* What is required *
All lines holding the string "Aktueller" should be copied from the data below.

* Dataset rows describing interfaces *
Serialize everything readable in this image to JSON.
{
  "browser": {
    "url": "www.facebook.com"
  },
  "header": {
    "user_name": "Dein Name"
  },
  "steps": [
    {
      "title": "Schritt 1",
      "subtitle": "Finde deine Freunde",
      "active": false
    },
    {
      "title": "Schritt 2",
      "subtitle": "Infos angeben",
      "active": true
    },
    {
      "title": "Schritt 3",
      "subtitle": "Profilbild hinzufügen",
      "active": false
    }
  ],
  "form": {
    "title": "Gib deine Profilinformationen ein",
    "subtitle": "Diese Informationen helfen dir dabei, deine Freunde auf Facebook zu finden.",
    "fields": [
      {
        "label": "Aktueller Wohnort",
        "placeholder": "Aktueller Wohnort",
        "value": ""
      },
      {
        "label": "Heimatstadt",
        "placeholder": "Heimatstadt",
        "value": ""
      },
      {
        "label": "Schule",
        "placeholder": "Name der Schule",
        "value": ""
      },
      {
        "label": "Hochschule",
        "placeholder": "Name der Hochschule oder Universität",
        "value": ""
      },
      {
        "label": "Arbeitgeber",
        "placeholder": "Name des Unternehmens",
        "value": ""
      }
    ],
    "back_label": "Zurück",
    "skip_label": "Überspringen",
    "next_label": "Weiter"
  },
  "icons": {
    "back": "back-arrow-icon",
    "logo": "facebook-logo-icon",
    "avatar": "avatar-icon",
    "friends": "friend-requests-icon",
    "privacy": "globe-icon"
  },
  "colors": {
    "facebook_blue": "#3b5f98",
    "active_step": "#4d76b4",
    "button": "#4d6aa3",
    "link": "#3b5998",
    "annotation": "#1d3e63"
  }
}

* Solution *
        "label": "Aktueller Wohnort",
        "placeholder": "Aktueller Wohnort",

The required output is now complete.